Who Gets Leukemia?

  • Leukemia is a broad term for cancers of the blood cells.
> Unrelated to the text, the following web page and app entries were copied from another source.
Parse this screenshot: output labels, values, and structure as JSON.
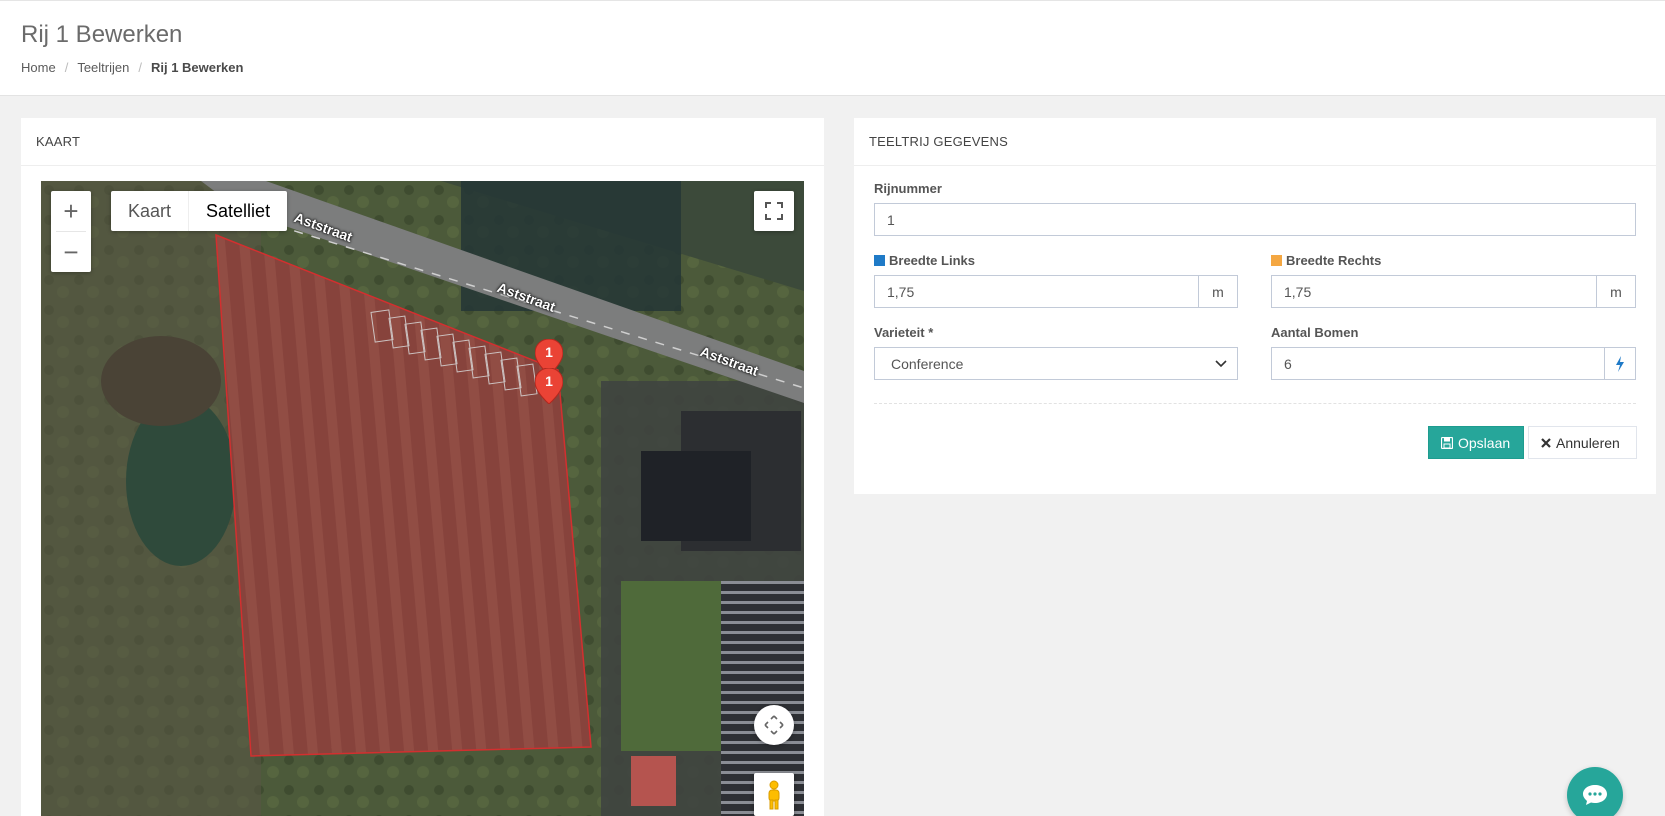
{
  "header": {
    "title": "Rij 1 Bewerken",
    "breadcrumb": [
      "Home",
      "Teeltrijen",
      "Rij 1 Bewerken"
    ]
  },
  "map_card": {
    "title": "KAART",
    "zoom_in": "+",
    "zoom_out": "−",
    "maptype_options": [
      "Kaart",
      "Satelliet"
    ],
    "maptype_selected": "Satelliet",
    "street_labels": [
      "Aststraat",
      "Aststraat",
      "Aststraat"
    ],
    "markers": [
      "1",
      "1"
    ],
    "field_polygon_color": "#d32f2f"
  },
  "form_card": {
    "title": "TEELTRIJ GEGEVENS",
    "rijnummer": {
      "label": "Rijnummer",
      "value": "1"
    },
    "breedte_links": {
      "label": "Breedte Links",
      "value": "1,75",
      "unit": "m",
      "color": "#1f7ac7"
    },
    "breedte_rechts": {
      "label": "Breedte Rechts",
      "value": "1,75",
      "unit": "m",
      "color": "#f4a742"
    },
    "varieteit": {
      "label": "Varieteit *",
      "value": "Conference"
    },
    "aantal_bomen": {
      "label": "Aantal Bomen",
      "value": "6"
    },
    "save_label": "Opslaan",
    "cancel_label": "Annuleren"
  },
  "colors": {
    "accent": "#26a69a",
    "marker": "#ea4335"
  }
}
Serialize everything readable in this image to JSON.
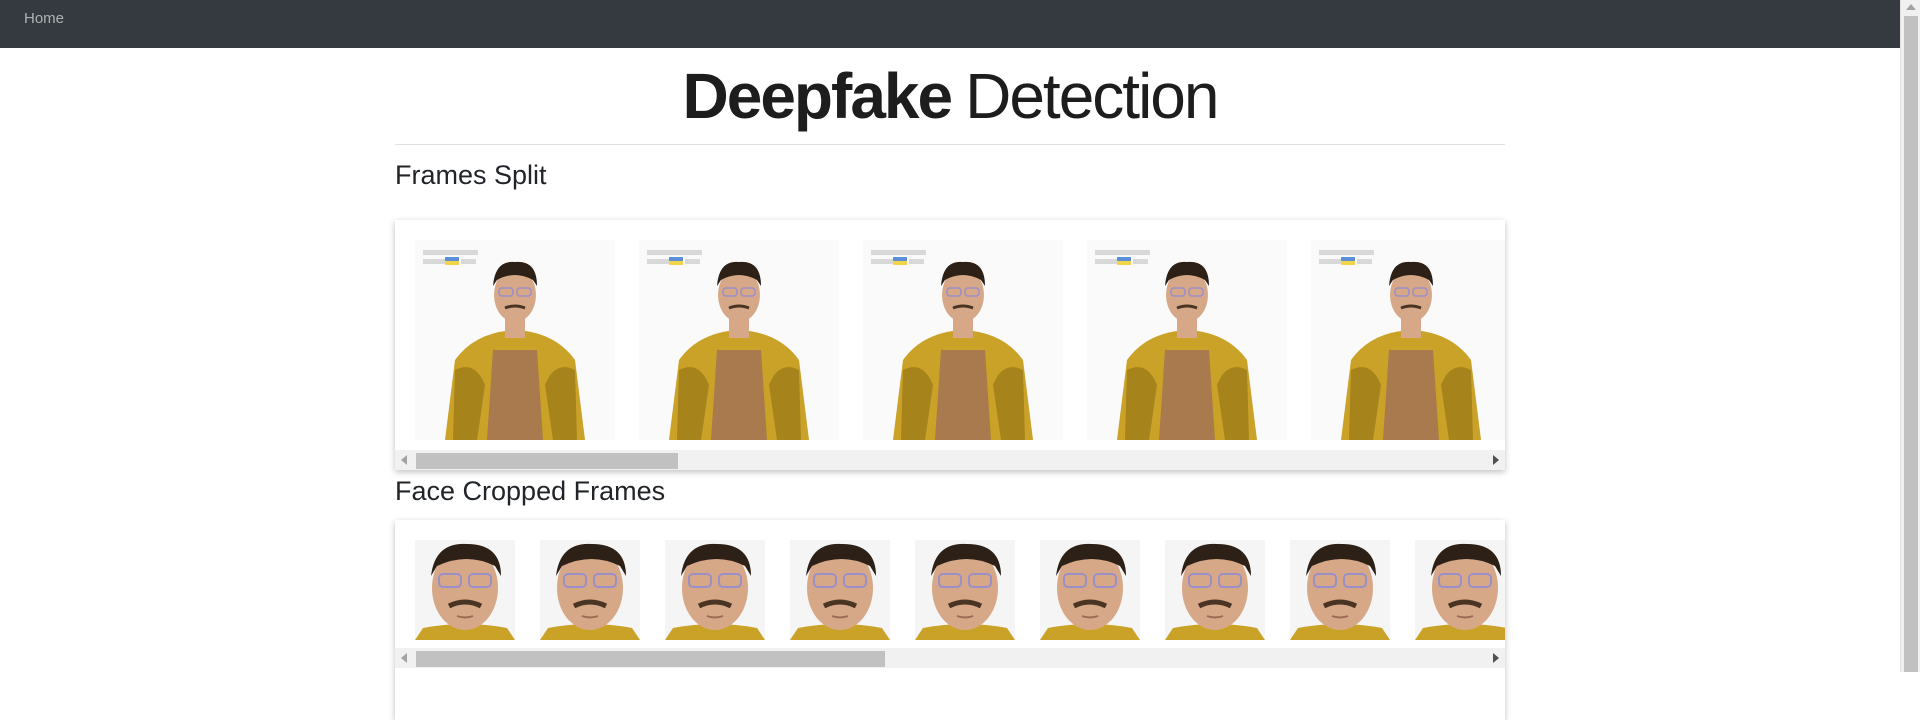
{
  "nav": {
    "home_label": "Home"
  },
  "header": {
    "title_bold": "Deepfake",
    "title_light": "Detection"
  },
  "sections": {
    "frames": {
      "heading": "Frames Split",
      "image_icon": "person-portrait-icon",
      "frame_count_visible": 5,
      "scroll_fraction": 0.24
    },
    "faces": {
      "heading": "Face Cropped Frames",
      "image_icon": "face-crop-icon",
      "frame_count_visible": 9,
      "scroll_fraction": 0.43
    }
  },
  "colors": {
    "navbar_bg": "#343a40",
    "scarf_yellow": "#c9a227",
    "scarf_dark": "#8b6a14",
    "shirt_brown": "#a97a4d",
    "skin": "#d7a887",
    "hair": "#2d2017"
  }
}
Four primary types are:
    • Acute lymphocytic leukemia (ALL).
    • Acute myeloid leukemia (AML).
    • Chronic lymphocytic leukemia (CLL).
    • Chronic myeloid leukemia (CML).
  • In 2018, 1,678 new cases of leukemia were diagnosed in Ohio (12.0 per 100,000 people).
  • Leukemia incidence in Ohio in 2018 was:
    • 51% higher among males than females.
    • 37% higher among whites than Blacks.
  • In Ohio in 2018, 128 cases of leukemia were diagnosed in children and adolescents (ages 0-19). Leukemia is the most frequently diagnosed cancer in this age group.

 Leukemia Deaths

  • In 2019, 990 deaths from leukemia occurred in Ohio (6.6 per 100,000 people).
  • In Ohio, leukemia death rates were relatively stable from 2010 to 2019.


  • The percentage of Ohioans with leukemia who survive at least five years is: 61% for all ages and 86% among children and adolescents.
  • Based on Ohio cases diagnosed in 2011-2017, estimated relative survival rates vary by type of leukemia: 
    • ALL: 70%
    • AML: 29%
    • CLL: 89%
    • CML: 65%

 Risk Factors for Leukemia

  • Age: ALL is most commonly diagnosed among children, whereas AML, CLL, and CML occur mainly in adults.
  • Benzene: Long-term exposure to benzene in the workplace is a risk factor for leukemia, particularly AML.
  • Chemotherapy: Treatment with certain cancer drugs may increase risk of AML or ALL.
  • Radiation: Exposure to high-level radiation, most commonly from prior cancer treatment, can increase the risk of leukemia.
  • Smoking: Smoking cigarettes increases risk of AML. For help quitting tobacco, call 1-800-QUIT-NOW.

 For more information, see the ODH website Cancer Data and Statistics.

Sources: Ohio Cancer Incidence Surveillance System and Bureau of Vital Statistics, Ohio Department of Health; National Cancer Institute; American Cancer Society.